Give the number of lines in this listing that hold "data". No other words belong in the reply.

—————

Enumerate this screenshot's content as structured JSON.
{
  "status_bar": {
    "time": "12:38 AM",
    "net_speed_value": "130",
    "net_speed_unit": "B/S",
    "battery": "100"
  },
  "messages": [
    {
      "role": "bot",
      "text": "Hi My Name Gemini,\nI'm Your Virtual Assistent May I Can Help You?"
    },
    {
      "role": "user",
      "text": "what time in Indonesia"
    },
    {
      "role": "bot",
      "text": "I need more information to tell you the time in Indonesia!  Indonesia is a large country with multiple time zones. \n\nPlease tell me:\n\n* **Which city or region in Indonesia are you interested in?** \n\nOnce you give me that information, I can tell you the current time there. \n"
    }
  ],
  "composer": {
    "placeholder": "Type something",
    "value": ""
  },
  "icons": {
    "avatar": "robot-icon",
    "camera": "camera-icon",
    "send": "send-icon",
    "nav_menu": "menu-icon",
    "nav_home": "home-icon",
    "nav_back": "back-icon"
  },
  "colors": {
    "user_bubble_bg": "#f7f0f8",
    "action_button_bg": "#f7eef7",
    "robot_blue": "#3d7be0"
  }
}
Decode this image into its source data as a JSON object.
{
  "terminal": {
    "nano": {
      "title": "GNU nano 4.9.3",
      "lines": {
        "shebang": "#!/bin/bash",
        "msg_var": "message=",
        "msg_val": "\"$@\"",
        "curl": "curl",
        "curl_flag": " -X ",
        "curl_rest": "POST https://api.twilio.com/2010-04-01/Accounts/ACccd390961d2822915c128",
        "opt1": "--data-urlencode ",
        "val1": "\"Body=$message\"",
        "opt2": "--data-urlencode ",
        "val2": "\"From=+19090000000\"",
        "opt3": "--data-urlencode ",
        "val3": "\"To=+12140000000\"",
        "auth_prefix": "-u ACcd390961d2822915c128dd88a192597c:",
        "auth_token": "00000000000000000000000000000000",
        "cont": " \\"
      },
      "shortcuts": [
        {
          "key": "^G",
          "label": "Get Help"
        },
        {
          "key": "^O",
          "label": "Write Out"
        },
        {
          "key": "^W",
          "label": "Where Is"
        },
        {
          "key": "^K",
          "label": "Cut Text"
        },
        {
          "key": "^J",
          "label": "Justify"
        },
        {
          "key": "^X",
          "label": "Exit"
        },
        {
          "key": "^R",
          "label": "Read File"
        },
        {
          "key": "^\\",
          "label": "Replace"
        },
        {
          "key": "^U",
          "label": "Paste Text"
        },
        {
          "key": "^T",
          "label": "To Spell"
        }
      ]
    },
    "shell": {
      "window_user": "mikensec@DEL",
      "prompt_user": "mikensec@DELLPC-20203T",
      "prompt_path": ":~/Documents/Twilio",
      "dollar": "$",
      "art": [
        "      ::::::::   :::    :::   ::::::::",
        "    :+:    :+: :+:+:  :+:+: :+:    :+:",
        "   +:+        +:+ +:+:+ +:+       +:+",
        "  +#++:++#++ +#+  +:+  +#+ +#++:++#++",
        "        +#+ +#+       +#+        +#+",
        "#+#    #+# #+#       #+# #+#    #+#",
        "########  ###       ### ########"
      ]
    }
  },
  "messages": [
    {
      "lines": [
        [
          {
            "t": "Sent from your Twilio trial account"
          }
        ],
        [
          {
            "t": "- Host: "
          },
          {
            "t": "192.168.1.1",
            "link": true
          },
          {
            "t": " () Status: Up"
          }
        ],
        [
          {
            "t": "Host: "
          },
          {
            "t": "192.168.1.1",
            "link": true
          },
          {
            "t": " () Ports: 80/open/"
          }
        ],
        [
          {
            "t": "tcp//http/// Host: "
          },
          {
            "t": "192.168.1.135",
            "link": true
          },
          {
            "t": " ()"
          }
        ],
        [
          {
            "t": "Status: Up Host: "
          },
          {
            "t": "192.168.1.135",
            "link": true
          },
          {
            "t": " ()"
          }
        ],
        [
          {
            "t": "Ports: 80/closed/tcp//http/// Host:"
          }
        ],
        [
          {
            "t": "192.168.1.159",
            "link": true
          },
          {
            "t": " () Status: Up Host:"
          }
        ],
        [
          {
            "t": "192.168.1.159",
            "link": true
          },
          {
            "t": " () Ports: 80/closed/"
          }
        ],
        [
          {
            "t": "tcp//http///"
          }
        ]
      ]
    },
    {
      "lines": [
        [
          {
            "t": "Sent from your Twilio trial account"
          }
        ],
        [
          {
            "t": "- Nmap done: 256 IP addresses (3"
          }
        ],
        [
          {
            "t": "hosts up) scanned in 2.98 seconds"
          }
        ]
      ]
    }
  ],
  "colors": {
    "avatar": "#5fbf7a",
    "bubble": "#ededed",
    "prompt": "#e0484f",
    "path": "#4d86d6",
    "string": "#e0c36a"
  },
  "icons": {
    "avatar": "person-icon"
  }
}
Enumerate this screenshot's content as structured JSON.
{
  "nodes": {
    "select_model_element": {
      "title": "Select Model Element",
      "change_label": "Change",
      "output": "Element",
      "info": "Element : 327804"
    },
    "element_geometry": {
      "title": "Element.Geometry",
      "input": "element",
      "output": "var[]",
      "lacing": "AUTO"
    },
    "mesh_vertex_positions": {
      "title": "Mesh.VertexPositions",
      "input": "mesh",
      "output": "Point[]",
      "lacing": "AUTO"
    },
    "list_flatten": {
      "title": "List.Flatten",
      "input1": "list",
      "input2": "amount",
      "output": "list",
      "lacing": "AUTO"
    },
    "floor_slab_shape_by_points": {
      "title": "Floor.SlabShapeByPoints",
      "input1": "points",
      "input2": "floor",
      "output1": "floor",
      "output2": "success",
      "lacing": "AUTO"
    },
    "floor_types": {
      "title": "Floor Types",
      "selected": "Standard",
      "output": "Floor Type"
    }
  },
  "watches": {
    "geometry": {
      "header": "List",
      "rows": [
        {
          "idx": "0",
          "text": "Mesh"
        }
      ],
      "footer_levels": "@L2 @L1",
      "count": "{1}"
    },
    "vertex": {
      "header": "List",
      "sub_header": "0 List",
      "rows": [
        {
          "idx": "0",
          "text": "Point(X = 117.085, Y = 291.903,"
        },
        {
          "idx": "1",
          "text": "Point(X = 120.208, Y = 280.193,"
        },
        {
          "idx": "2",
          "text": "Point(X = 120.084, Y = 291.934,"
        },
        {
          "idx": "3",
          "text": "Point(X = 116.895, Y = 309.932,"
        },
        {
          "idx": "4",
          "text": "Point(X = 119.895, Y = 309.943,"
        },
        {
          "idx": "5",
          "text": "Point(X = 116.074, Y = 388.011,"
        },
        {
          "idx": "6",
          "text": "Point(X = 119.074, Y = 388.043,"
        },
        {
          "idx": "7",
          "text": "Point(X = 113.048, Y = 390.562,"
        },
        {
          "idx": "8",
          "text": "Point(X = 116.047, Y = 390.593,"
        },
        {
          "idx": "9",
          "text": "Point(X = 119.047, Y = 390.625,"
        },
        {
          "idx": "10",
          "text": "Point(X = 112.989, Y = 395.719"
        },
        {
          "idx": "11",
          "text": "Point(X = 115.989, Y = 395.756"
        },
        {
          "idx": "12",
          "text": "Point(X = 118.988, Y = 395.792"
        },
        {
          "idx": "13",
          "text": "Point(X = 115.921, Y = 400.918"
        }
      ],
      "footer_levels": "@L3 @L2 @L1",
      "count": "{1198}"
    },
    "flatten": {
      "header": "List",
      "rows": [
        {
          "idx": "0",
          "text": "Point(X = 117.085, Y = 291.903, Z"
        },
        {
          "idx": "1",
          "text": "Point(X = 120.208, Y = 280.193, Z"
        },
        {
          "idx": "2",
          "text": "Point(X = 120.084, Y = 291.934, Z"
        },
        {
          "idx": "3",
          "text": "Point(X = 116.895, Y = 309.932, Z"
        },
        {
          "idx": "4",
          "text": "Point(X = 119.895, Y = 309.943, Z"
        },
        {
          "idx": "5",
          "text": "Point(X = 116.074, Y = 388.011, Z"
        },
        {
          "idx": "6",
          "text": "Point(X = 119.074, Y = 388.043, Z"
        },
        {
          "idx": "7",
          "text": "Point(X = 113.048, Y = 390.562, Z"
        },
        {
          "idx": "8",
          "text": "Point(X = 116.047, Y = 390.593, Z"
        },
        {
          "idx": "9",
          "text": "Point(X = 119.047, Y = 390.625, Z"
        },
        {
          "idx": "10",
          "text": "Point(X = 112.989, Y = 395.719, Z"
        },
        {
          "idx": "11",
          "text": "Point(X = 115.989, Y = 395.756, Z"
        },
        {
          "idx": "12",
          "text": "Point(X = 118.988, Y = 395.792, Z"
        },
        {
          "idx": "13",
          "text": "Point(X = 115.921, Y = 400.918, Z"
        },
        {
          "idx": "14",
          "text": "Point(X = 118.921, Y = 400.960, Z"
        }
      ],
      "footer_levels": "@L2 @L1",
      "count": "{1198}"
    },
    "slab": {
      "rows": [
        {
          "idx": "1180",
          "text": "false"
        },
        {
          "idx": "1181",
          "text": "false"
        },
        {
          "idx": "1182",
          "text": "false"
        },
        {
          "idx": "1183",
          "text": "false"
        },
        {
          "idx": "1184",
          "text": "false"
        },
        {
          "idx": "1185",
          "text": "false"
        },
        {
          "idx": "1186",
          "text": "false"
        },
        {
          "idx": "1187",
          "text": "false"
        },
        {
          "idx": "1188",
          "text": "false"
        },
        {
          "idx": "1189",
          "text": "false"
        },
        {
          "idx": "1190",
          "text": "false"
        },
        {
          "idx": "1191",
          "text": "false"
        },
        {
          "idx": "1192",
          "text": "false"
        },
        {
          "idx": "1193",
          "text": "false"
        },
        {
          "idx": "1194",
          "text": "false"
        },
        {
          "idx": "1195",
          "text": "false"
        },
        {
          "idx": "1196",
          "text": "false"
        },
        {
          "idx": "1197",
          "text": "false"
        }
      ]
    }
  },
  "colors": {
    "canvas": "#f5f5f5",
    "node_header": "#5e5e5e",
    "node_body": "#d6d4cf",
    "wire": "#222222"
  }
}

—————

- [ANSWER FOR THIS EXERCISE] 4